BUTCHER: I think, I think she brings up a good point though, also with another opportunity with engineering and that is to create models of patients’ actual tumors for example and instead of testing the drugs effectiveness on the patient, why don’t we do it on these tumors that are the patient’s’ tumor.
TAYLOR: That’s already happening.
BUTCHER: Yeah, no I agree but like one of the new strategies that is gaining traction a lot of different tumors is to actually differentiate it. So instead of having this cancerous tumor, turn it into a pile of bone. Well if I a have a pile of bone sitting somewhere that’s a lot better than a tumor because now it’s just sitting there as a chunk of bone. But you could test that out in a set of engineered tumors so you wouldn’t have to worry about trying it out on a patient.
[01:00:09] SENAY: Alright, I’ve got 2 more questions.

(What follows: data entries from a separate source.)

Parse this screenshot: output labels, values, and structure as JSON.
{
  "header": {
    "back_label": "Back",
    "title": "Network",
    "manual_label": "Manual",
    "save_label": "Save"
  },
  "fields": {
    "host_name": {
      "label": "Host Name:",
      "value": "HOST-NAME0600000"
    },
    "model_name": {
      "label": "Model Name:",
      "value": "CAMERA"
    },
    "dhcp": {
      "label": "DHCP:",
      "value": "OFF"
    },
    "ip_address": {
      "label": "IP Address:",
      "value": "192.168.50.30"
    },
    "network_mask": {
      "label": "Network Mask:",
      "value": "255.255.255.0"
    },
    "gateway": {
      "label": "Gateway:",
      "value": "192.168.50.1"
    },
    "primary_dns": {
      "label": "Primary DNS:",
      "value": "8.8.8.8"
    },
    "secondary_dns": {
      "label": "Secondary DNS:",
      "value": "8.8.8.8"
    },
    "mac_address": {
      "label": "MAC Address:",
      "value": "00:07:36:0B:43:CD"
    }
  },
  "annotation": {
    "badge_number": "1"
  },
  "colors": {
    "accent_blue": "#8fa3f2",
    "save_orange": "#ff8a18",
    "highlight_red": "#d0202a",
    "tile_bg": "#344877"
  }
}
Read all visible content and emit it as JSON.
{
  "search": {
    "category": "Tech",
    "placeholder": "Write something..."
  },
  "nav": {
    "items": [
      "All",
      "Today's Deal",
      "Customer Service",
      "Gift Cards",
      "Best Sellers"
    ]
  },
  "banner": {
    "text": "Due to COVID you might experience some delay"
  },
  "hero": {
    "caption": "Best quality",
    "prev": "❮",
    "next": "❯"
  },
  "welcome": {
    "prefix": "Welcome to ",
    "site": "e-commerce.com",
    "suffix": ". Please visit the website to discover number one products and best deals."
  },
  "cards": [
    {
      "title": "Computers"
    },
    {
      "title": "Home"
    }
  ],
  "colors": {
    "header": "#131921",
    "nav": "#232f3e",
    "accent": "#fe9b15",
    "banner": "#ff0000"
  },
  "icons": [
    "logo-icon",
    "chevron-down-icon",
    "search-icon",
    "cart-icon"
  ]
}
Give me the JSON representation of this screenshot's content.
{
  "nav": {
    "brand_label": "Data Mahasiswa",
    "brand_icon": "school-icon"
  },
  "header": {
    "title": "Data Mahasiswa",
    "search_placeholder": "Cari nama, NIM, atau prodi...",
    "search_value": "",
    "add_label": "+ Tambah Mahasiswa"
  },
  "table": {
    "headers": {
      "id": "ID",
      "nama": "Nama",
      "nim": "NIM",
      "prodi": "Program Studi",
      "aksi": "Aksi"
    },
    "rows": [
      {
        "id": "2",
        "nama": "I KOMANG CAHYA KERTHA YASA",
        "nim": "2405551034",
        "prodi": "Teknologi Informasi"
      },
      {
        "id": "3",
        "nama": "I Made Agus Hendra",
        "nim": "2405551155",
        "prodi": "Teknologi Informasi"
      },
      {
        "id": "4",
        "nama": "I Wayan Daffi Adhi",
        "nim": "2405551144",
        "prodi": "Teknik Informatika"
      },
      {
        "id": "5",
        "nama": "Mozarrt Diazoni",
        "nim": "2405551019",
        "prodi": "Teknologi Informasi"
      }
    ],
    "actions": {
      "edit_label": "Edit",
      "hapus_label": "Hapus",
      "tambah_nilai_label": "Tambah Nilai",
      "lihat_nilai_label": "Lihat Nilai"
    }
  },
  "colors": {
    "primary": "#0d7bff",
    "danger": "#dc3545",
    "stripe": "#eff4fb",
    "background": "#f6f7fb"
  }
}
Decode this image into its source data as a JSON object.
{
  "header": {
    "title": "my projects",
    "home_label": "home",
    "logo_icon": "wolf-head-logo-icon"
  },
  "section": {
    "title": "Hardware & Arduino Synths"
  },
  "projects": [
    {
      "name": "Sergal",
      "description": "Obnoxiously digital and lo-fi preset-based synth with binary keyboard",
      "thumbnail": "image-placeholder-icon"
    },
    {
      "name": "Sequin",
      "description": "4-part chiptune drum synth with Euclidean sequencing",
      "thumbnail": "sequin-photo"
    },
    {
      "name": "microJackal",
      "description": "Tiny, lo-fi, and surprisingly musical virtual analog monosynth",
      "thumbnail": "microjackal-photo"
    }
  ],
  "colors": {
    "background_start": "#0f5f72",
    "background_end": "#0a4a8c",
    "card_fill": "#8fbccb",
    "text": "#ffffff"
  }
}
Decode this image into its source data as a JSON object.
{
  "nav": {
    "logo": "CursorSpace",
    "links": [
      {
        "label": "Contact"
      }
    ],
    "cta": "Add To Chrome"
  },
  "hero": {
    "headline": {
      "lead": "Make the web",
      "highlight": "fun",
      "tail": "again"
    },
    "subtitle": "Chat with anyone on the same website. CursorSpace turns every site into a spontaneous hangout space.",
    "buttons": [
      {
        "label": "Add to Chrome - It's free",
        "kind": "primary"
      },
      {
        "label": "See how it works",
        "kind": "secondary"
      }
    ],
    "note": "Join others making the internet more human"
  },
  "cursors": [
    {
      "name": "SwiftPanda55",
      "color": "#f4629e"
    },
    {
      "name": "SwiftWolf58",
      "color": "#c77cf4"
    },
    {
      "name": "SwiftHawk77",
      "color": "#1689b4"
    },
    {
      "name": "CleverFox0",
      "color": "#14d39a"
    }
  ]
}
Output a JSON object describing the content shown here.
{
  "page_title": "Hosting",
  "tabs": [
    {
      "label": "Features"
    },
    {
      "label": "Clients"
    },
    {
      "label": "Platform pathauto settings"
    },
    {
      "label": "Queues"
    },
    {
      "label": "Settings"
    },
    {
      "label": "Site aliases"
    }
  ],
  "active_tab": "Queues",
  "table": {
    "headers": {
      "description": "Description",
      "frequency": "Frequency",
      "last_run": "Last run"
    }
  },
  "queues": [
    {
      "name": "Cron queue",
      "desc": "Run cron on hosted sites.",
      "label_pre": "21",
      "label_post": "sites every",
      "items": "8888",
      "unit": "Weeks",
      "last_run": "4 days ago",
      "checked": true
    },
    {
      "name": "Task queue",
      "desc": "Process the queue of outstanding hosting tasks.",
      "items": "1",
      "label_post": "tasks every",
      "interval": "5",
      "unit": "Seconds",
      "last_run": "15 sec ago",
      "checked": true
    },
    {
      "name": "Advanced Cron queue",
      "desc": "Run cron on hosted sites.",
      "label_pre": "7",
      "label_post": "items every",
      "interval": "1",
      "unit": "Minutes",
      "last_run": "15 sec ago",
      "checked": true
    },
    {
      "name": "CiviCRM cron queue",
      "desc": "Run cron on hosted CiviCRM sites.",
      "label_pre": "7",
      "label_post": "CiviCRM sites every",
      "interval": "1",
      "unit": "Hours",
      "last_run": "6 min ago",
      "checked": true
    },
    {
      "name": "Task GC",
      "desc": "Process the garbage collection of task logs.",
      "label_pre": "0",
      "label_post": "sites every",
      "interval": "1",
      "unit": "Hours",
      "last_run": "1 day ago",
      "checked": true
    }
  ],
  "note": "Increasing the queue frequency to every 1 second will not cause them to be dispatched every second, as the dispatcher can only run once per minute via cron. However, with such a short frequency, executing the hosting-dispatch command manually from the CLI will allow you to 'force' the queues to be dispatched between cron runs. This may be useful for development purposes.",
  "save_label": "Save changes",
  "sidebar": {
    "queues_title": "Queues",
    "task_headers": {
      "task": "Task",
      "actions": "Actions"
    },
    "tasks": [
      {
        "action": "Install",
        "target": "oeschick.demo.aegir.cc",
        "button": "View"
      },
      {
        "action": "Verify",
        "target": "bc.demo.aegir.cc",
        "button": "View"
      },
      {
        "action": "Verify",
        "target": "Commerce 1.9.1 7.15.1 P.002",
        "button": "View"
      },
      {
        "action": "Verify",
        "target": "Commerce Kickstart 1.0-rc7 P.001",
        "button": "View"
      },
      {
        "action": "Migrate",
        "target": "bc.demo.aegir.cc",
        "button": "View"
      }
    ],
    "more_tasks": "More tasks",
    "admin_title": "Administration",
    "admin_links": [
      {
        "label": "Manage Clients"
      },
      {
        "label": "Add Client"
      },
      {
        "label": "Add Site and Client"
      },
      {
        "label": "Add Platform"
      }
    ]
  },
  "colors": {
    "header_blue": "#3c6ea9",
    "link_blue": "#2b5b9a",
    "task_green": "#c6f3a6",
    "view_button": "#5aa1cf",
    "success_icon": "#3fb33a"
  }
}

I have, everybody wants to know when is this heart going to happen?
TAYLOR: Give me 5 years.
SENAY: OK. You got 5 years. And finally, you get to pick one, which Marvel hero is more likely to be realized by research: Wolverine, who’s healing, or Deadpool, regeneration? What do you pick Jonathan?
BUTCHER: I’m going to go with Wolverine.
ADAMS: Oh, I’m not that kind of nerd. (laughter) Wolverine.
SENAY: Alright! Thank you all for coming. Thank you for our amazing scientists. It was an incredible conversation.